▶ _TASK BRIEF_
If a line in the entries below holds the string "High", copy it.
• • • • •
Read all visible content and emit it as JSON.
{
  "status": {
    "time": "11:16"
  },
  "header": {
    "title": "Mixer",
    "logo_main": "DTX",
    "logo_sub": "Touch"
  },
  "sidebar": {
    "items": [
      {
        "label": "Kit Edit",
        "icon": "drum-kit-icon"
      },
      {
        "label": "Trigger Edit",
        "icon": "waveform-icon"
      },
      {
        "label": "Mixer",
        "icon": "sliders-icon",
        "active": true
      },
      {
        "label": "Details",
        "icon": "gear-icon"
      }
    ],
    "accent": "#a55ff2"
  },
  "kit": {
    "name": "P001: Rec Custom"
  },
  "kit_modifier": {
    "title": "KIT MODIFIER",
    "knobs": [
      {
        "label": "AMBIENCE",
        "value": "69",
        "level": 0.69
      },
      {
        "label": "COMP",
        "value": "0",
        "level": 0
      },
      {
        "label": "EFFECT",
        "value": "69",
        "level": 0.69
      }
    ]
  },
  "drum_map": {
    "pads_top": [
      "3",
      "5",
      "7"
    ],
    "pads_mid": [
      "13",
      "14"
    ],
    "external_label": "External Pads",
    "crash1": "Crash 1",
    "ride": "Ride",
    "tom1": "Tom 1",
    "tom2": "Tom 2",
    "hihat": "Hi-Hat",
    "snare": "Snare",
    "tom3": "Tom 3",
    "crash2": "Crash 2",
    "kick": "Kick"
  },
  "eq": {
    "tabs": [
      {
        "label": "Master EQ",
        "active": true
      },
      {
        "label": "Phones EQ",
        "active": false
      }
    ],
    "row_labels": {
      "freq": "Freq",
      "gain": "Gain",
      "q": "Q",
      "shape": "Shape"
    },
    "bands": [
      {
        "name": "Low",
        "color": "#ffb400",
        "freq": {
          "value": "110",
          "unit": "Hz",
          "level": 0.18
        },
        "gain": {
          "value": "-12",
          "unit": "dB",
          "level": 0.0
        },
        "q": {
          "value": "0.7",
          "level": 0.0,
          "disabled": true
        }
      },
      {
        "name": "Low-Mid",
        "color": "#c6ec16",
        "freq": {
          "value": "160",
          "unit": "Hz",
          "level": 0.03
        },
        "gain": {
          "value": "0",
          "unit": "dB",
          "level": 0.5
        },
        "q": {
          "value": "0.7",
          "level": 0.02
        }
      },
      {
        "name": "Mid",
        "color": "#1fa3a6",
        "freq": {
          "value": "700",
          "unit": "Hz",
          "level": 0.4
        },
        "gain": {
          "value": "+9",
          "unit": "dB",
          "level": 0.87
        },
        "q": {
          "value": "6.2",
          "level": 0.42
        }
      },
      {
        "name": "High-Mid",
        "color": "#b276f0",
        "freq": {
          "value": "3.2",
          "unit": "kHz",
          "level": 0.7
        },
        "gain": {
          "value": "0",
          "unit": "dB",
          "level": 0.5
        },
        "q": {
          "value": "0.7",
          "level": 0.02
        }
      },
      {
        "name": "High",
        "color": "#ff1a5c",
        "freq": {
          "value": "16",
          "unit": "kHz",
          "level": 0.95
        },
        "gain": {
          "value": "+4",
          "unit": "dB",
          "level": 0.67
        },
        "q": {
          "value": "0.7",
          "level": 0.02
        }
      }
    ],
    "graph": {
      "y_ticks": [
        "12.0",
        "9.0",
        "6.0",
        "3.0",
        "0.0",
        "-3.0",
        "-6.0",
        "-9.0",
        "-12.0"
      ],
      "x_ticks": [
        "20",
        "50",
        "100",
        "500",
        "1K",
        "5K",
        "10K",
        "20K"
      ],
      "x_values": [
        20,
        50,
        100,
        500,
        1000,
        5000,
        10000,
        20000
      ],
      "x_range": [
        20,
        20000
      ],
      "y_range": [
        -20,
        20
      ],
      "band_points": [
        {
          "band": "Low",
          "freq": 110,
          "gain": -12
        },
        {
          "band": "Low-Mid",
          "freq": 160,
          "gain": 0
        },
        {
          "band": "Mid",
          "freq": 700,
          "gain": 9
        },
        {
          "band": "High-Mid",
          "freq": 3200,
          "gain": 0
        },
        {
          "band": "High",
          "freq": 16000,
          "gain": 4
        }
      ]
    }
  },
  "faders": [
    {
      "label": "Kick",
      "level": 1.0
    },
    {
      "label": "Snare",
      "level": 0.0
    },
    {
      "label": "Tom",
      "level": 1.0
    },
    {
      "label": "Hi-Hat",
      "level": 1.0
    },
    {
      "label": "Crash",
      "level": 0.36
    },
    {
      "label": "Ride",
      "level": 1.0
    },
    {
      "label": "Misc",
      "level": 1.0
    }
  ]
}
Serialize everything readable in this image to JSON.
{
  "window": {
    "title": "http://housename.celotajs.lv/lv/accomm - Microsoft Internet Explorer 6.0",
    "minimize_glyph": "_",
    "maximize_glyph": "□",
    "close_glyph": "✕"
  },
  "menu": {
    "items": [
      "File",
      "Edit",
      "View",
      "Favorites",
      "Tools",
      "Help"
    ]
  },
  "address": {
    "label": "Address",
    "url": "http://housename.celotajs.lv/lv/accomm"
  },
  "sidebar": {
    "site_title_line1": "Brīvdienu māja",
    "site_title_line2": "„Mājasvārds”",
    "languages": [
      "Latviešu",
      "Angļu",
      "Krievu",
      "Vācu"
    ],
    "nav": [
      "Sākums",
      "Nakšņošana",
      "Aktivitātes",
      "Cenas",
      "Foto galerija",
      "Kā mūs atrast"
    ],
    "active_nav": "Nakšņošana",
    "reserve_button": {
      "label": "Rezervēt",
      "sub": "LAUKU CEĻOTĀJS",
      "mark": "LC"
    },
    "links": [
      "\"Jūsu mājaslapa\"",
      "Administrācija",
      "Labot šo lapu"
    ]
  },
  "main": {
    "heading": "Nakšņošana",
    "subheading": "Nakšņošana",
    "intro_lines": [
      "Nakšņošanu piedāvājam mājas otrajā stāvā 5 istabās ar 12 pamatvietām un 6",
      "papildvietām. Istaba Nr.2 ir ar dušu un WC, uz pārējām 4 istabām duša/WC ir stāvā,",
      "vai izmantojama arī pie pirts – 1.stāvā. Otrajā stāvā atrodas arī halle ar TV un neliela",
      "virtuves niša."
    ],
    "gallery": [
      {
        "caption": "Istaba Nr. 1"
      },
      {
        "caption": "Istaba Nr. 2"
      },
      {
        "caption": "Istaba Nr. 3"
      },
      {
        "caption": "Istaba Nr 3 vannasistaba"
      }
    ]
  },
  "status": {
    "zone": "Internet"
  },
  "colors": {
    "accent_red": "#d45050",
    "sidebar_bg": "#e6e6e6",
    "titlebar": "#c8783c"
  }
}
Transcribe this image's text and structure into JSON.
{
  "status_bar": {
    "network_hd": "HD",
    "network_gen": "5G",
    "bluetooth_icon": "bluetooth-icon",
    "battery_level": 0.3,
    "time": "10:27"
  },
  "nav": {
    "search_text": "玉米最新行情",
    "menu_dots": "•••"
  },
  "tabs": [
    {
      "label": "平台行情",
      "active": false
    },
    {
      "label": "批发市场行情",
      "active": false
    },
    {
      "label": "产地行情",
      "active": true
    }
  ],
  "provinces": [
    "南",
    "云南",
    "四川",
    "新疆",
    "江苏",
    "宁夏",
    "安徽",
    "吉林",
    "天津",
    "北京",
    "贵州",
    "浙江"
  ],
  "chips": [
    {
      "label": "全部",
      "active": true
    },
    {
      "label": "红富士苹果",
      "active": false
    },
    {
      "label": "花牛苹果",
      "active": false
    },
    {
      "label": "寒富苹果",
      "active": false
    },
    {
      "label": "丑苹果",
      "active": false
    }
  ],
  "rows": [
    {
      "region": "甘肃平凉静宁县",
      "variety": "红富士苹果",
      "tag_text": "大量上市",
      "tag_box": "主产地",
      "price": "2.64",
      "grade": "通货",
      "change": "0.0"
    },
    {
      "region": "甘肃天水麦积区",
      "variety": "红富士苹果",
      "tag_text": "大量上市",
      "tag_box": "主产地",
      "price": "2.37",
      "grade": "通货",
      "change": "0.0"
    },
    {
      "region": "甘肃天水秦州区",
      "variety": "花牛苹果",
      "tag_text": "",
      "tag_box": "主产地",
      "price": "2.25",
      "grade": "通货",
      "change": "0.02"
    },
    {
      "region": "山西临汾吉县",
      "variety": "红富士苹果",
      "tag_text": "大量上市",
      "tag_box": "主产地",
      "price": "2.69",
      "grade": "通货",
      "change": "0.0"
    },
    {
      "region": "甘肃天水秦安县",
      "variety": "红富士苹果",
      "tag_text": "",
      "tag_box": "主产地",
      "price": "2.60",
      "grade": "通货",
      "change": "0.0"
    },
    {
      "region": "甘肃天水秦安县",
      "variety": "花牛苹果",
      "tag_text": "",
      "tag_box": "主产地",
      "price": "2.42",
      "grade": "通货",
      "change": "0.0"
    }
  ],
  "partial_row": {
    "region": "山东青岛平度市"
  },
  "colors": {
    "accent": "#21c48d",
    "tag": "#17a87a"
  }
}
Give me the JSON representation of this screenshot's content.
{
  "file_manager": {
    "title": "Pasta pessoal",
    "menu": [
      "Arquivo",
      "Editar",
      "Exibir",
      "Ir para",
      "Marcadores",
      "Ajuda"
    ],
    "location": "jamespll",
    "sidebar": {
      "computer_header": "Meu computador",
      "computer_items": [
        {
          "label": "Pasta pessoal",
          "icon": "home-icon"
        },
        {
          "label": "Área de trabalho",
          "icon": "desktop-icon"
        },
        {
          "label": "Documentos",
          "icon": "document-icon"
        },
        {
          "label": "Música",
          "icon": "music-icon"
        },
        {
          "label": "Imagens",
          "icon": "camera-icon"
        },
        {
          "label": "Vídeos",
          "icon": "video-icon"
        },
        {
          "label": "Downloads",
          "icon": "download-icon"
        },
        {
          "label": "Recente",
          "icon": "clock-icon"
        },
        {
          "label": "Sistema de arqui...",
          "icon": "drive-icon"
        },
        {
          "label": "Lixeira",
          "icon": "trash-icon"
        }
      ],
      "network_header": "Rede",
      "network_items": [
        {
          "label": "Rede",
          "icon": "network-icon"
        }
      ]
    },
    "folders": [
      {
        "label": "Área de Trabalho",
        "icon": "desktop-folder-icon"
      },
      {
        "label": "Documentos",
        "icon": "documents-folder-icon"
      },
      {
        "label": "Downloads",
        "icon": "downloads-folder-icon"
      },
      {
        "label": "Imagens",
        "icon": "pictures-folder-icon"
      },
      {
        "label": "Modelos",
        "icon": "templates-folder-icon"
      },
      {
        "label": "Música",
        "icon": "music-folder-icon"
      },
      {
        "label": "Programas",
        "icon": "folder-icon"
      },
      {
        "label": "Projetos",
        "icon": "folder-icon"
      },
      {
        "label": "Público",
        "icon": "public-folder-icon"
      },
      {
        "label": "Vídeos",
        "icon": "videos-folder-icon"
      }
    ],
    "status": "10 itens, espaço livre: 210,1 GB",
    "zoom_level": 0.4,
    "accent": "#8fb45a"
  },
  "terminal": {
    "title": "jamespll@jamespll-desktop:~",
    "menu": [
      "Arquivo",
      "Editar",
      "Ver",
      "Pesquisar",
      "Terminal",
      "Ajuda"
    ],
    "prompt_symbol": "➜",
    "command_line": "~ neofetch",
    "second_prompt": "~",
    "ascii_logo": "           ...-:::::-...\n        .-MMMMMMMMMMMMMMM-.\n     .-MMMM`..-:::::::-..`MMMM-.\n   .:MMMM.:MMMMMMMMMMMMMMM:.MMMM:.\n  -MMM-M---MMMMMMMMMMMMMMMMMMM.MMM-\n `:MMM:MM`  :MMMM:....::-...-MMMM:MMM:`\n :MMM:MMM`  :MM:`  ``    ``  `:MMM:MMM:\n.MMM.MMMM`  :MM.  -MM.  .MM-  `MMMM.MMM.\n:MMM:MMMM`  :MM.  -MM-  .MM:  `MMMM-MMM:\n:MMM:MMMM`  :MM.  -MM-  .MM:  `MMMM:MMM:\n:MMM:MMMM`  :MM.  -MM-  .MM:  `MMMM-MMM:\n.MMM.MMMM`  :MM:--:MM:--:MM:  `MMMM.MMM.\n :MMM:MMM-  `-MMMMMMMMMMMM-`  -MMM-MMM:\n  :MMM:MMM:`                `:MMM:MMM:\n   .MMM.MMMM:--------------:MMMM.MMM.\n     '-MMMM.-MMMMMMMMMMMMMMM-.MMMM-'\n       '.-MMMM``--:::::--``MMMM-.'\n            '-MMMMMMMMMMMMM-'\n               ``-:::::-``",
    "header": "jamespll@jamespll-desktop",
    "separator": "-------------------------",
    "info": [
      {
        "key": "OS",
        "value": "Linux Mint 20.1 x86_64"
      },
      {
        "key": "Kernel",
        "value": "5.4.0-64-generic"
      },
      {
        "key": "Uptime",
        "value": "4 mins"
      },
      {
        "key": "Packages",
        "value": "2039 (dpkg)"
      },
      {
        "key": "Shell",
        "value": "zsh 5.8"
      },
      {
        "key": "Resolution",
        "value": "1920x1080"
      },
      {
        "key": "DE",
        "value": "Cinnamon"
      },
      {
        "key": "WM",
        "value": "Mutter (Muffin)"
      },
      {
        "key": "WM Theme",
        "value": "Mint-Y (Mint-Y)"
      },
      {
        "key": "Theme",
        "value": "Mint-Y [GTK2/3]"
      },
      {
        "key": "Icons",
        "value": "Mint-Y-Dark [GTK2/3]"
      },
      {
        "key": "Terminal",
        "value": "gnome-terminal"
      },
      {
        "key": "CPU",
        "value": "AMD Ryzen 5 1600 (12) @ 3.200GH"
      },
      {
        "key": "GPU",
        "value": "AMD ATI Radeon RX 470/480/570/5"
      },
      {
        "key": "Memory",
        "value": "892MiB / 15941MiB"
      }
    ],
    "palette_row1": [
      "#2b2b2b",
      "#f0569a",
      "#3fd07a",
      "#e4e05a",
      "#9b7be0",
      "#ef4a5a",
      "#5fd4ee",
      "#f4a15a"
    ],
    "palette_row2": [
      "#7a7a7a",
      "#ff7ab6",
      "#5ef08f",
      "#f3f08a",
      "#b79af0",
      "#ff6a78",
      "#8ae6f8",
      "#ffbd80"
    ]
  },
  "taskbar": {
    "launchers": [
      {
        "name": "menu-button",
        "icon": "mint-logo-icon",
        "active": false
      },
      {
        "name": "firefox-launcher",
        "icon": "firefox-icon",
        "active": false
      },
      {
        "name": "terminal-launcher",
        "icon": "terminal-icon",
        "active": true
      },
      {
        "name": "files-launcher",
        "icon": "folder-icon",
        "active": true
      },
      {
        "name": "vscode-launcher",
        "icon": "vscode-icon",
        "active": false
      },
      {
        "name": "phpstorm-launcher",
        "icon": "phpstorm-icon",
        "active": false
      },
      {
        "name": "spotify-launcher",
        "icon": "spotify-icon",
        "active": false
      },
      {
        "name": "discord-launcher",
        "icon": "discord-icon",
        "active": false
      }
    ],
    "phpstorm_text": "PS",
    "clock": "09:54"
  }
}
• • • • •
▶ _RESULT OF THE TASK_
        "name": "High-Mid",
        "name": "High",
          "band": "High-Mid",
          "band": "High",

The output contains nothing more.